During the last few days universities have been concentrating on Clearing, the process whereby students can find places in university courses in the days after they receive their A-level results, and change their plans if their A-levels are significantly different from predicted grades. The two weeks after results are published are also the period when universities find out whether they have been able to hit their admission targets, and since funding is increasingly determined by student numbers, it’s a nerve-racking time, when those academics and administrators who handle admissions frequently get visits from colleagues with the question ‘how are the numbers?’
This year, there has been a drop in applications throughout the UK – this was to be expected, since last year’s eighteen-year-olds applied in record numbers to escape the higher fees which are kicking in this year. However, compared to two years ago, the drop is not so dramatic (some say the figures are up since 2010, but the only set of figures I found, from January, had them only slightly down). But while this drop in numbers has been observed everywhere, the Welsh government is responsible for a policy which can’t cope with such a (predictable) development.
In Wales we are therefore faced with a situation where lower numbers are likely to exacerbate a situation which is already dire, as even a part of the opposition in Cardiff has now finally realised. It is well known that the Welsh government decided, a few months before the Welsh elections in May 2011, that students living in Wales would not have to pay more than the current fees (c. £3500), even if they went to an English university. As it turns out, this scheme will only work if we attract a significant number of English students (24 000 at last calculation, see previous link) who pay the full £9000 fees, and, quite predictably, we are unlikely to meet the necessary target under the current circumstances.
The result will be a wider opening of a funding gap which has been developing for over a decade now, and this is well documented by the government’s own higher education funding body, HEFCW (e.g. here, for 2007). Yet, the responsible Welsh Government Minister, Leighton Andrews, continues to refer to it as ‘the so-called funding gap’, even when challenged with the facts (e.g. here, @ 4:40 pm).
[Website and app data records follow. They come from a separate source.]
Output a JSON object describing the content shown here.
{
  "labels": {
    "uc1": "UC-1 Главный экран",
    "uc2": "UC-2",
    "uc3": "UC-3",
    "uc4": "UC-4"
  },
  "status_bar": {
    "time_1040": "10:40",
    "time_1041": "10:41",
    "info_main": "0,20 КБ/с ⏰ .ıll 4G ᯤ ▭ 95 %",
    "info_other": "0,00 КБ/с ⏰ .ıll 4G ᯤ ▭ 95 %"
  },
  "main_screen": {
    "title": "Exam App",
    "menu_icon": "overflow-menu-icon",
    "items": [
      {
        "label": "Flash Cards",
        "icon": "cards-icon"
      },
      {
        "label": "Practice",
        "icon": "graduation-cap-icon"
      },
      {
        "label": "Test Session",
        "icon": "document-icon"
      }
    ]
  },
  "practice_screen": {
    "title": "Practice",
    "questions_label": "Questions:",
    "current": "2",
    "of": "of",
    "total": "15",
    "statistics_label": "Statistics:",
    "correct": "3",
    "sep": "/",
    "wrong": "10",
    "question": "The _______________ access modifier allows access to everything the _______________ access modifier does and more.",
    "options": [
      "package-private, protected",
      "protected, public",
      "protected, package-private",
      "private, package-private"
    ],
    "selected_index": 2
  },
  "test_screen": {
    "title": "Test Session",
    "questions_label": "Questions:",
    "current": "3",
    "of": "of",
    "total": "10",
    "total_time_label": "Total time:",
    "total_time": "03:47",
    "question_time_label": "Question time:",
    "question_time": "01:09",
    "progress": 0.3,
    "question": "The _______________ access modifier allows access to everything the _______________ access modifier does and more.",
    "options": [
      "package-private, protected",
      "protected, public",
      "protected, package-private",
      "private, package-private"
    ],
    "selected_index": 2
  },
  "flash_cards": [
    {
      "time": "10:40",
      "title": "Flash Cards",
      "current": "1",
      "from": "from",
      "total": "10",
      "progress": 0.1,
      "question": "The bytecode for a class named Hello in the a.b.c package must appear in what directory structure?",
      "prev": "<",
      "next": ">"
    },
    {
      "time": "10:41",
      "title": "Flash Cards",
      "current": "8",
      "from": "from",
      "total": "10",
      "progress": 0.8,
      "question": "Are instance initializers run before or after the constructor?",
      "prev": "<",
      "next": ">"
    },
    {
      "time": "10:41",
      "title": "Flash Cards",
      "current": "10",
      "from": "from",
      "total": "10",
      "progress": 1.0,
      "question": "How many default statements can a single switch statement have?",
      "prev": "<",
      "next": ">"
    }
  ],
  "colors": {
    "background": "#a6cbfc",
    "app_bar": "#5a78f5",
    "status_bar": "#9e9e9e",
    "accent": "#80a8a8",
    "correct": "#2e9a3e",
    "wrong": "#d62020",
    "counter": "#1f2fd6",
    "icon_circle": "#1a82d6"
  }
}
The Learned Society of Wales has tried to make the minister and the government see sense, but the correspondence, as published on their website, suggests that he minister prefers to stick to distorted figures and half-truths which conceal (albeit only very superficially) the shambles over which he has been presiding. It’s worth a look: read it and despair…
Just one paragraph of Andrews’s letter of 14th June shows how disingenuous (or willfully ignorant?) his approach is, even when he is not talking to voters who might not be so clear about the facts, but replying to somebody who clearly knows more about Welsh universities than anybody in the current Welsh government does.
…I hope that you now welcome our recent announcements on what I regard as the most equitable student finance system we’ve ever created in Wales. At the same time, the level of public funding for the Welsh HE sector (through HEFCW) will be higher than that available to English institutions. Our proposals are far more generous over forthcoming years [than] that are predicted for England, where teaching budgets are expected to fall significantly. These changes effectively abolish the so-called Funding Gap.
I have argued elsewhere on this blog why the new fees system in Wales is anything but equitable, and will particularly disadvantage Welsh youngsters from poorer backgrounds who aspire to go to university.
But let us look at the rest of this statement, claiming that state funding in Wales will be higher than in England. This is correct, but it doesn’t mean that Welsh universities will get more money than those in England. Whatever one thinks of the new fees regime in England, one ought to stick to the facts, and fact is that most of the teaching grant has been withdrawn and replaced by income from higher fees. In Wales, the fees haven’t been raised, and so the grant remains, which is why it is, and has to be, higher than in England. However, what Leighton Andrews isn’t saying is that Wales can’t afford a teaching grant high enough to make up for the significant shortfall. Only a significant influx of full-fee paying students from England could do that, and at last count, English teenagers haven’t been willing to help out Leighton Andrews in sufficient numbers. Not many people (apart from Leighton Andrews, perhaps) will be surprised.
Of course, he seems to think that this isn’t a problem, since he is sure that universities are so wasteful and inefficient that there is a lot of room for more savings – but unless he has some special Welsh fairy dust to allow universities to provide teaching and research a lot more cheaply than universities anywhere else in the UK, this looks like wishful thinking at best (see Sir John Cadogan’s letter of 8th July in the correspondence also linked above for a thorough refutation of Andrews’s arguments). There is no such thing as a cheap higher education sector. The most likely outcome, in spite of valiant efforts on the part of Welsh universities to improve quality and output with inadequate funds, is that more Welsh students will want to go to the better funded English universities, taking ever more HE funding with them, while fewer English students will be ready to provide development aid for Wales by paying full fees on courses in a cut-price environment.
Somebody stop this madness. Please.
PS: Swansea Classics, Ancient History & Egyptology have yet again managed to admit more students than (optimistically) predicted, and in spite of the circumstances described in this post, our students tend to be very happy with my department, both in History and in Classics. I am very proud that we are able to achieve this – I just wish the government would appreicate our work and understand that it doesn’t come cheap!